Each line in the entries below that holds the string "Client" is to be listed.

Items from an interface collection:

[Start of Attachment]

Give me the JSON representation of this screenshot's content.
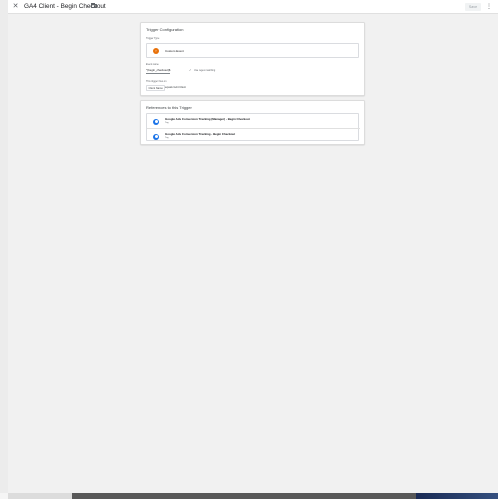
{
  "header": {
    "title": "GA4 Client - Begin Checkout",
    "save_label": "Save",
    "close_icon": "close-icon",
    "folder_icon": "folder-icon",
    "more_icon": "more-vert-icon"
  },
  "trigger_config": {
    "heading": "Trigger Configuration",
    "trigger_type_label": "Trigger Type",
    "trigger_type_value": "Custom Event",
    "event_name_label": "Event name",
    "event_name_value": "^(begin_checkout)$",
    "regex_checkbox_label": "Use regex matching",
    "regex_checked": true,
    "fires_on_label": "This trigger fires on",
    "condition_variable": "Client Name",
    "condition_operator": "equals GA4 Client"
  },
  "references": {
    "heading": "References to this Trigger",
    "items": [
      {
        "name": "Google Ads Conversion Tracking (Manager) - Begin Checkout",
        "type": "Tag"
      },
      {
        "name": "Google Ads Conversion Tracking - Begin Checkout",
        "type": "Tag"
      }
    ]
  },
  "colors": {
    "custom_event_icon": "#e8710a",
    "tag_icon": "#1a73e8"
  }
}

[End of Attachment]
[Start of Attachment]

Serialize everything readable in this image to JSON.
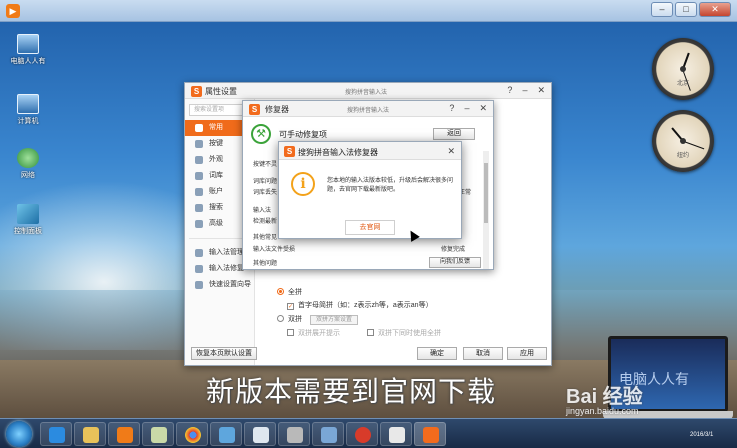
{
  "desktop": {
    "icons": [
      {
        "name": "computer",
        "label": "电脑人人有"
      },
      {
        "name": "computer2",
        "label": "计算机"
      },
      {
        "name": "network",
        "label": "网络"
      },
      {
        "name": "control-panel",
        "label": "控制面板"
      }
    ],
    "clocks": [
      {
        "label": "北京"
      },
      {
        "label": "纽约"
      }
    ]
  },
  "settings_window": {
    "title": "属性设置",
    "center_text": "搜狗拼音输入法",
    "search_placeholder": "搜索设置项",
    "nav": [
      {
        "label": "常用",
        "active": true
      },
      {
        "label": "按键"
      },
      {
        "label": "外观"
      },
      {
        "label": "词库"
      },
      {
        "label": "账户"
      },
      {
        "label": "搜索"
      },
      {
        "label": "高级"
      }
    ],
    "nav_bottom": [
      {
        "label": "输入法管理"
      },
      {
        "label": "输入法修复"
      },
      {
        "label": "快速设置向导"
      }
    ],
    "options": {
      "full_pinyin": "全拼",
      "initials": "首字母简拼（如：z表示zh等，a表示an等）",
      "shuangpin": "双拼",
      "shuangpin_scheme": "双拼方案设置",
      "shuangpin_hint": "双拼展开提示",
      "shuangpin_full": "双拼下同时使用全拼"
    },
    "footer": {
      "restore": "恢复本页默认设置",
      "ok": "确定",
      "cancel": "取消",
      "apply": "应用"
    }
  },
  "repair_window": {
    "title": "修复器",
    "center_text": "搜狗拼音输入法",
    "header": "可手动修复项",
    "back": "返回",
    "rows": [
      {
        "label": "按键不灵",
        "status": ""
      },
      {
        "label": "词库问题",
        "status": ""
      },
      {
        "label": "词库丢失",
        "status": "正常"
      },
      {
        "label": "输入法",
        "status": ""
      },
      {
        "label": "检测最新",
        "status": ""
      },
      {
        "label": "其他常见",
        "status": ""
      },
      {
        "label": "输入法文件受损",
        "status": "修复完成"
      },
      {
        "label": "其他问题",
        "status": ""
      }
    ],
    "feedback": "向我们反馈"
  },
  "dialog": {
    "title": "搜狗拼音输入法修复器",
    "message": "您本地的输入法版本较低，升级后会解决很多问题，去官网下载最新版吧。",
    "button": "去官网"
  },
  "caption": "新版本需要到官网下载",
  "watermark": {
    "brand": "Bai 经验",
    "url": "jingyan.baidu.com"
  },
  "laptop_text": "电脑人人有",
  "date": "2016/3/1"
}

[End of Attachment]

Answer section:
    "title": "GA4 Client - Begin Checkout",
    "condition_variable": "Client Name",
    "condition_operator": "equals GA4 Client"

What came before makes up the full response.